RECORDS SUPPLIED.

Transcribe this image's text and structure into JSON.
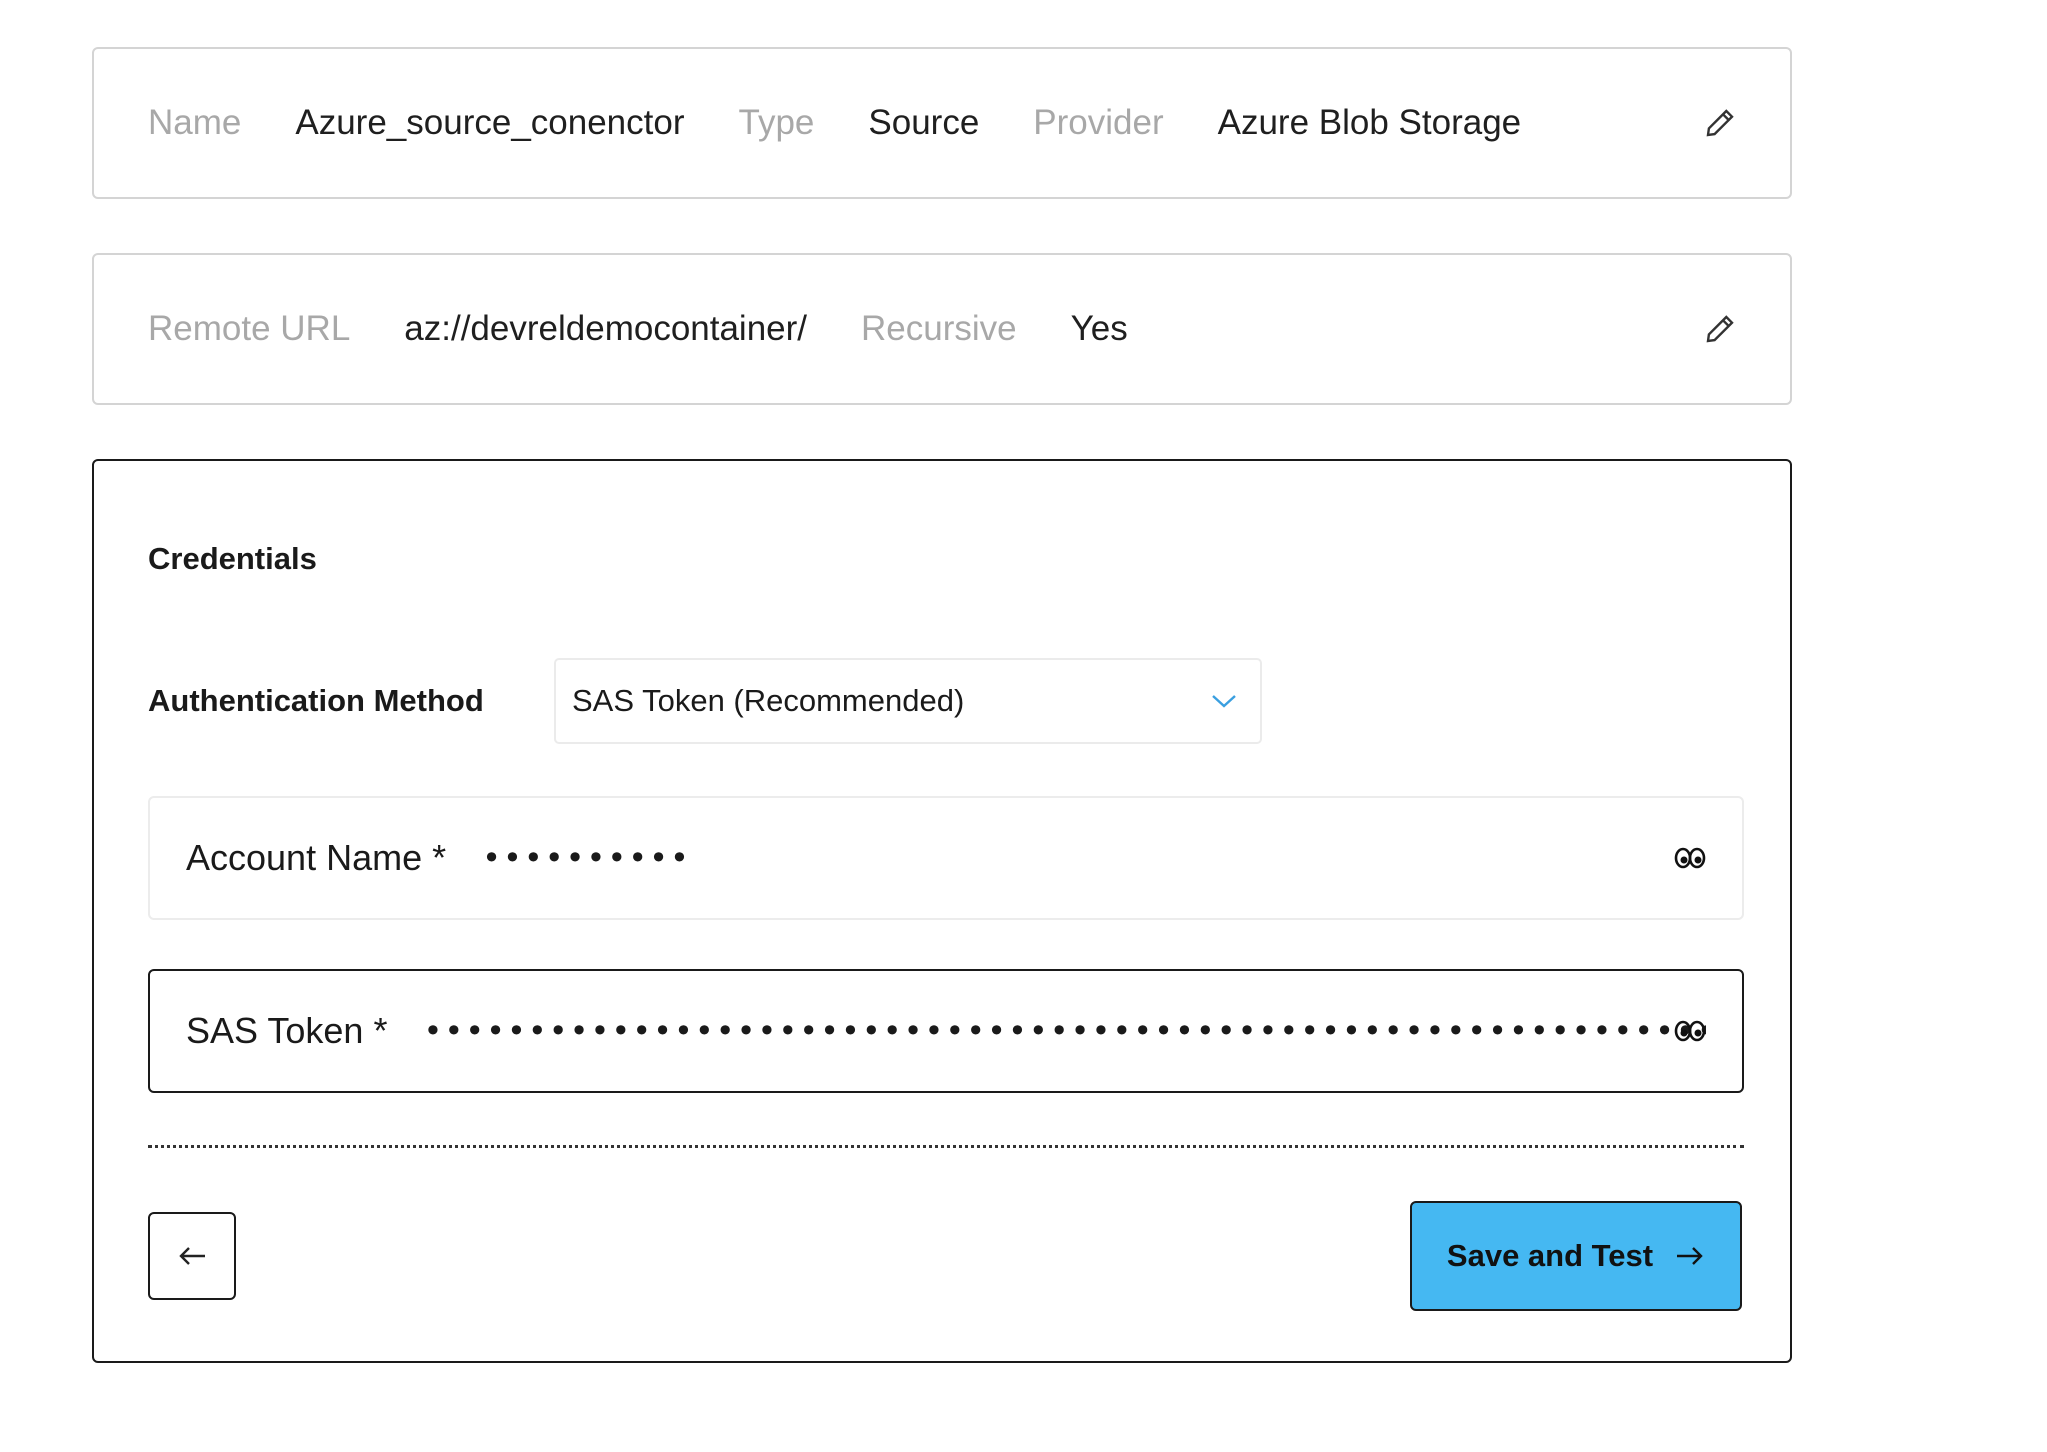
{
  "summary": {
    "name_label": "Name",
    "name_value": "Azure_source_conenctor",
    "type_label": "Type",
    "type_value": "Source",
    "provider_label": "Provider",
    "provider_value": "Azure Blob Storage",
    "edit_icon": "pencil-icon"
  },
  "location": {
    "url_label": "Remote URL",
    "url_value": "az://devreldemocontainer/",
    "recursive_label": "Recursive",
    "recursive_value": "Yes",
    "edit_icon": "pencil-icon"
  },
  "credentials": {
    "title": "Credentials",
    "auth_label": "Authentication Method",
    "auth_selected": "SAS Token (Recommended)",
    "account_label": "Account Name *",
    "account_mask": "••••••••••",
    "sas_label": "SAS Token *",
    "sas_mask": "••••••••••••••••••••••••••••••••••••••••••••••••••••••••••••••••••••••••••••••••••",
    "reveal_icon": "eye-icon"
  },
  "actions": {
    "back_icon": "arrow-left-icon",
    "save_label": "Save and Test",
    "save_icon": "arrow-right-icon"
  },
  "colors": {
    "accent": "#45b8f2",
    "muted_label": "#a8a8a8",
    "chevron": "#3a9fe0"
  }
}
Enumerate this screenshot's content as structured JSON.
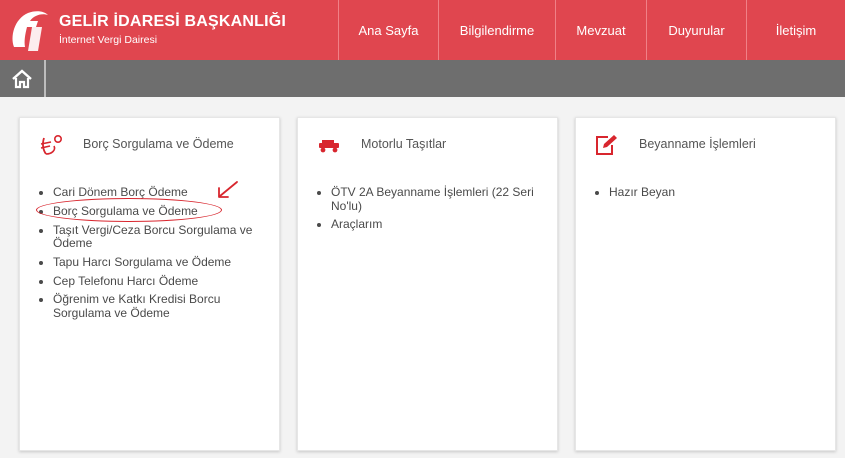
{
  "header": {
    "title": "GELİR İDARESİ BAŞKANLIĞI",
    "subtitle": "İnternet Vergi Dairesi",
    "logo_icon": "gib-logo-icon",
    "nav": [
      {
        "label": "Ana Sayfa"
      },
      {
        "label": "Bilgilendirme"
      },
      {
        "label": "Mevzuat"
      },
      {
        "label": "Duyurular"
      },
      {
        "label": "İletişim"
      }
    ]
  },
  "subnav": {
    "home_icon": "home-icon"
  },
  "cards": [
    {
      "title": "Borç Sorgulama ve Ödeme",
      "icon": "payment-icon",
      "items": [
        "Cari Dönem Borç Ödeme",
        "Borç Sorgulama ve Ödeme",
        "Taşıt Vergi/Ceza Borcu Sorgulama ve Ödeme",
        "Tapu Harcı Sorgulama ve Ödeme",
        "Cep Telefonu Harcı Ödeme",
        "Öğrenim ve Katkı Kredisi Borcu Sorgulama ve Ödeme"
      ]
    },
    {
      "title": "Motorlu Taşıtlar",
      "icon": "car-icon",
      "items": [
        "ÖTV 2A Beyanname İşlemleri (22 Seri No'lu)",
        "Araçlarım"
      ]
    },
    {
      "title": "Beyanname İşlemleri",
      "icon": "edit-document-icon",
      "items": [
        "Hazır Beyan"
      ]
    }
  ],
  "colors": {
    "brand_red": "#e0464f",
    "subbar_gray": "#6e6e6e",
    "background": "#f3f3f3",
    "annotation_red": "#d8262e"
  }
}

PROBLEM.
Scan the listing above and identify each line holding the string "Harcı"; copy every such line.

ANSWER TO THIS EXERCISE.
        "Tapu Harcı Sorgulama ve Ödeme",
        "Cep Telefonu Harcı Ödeme",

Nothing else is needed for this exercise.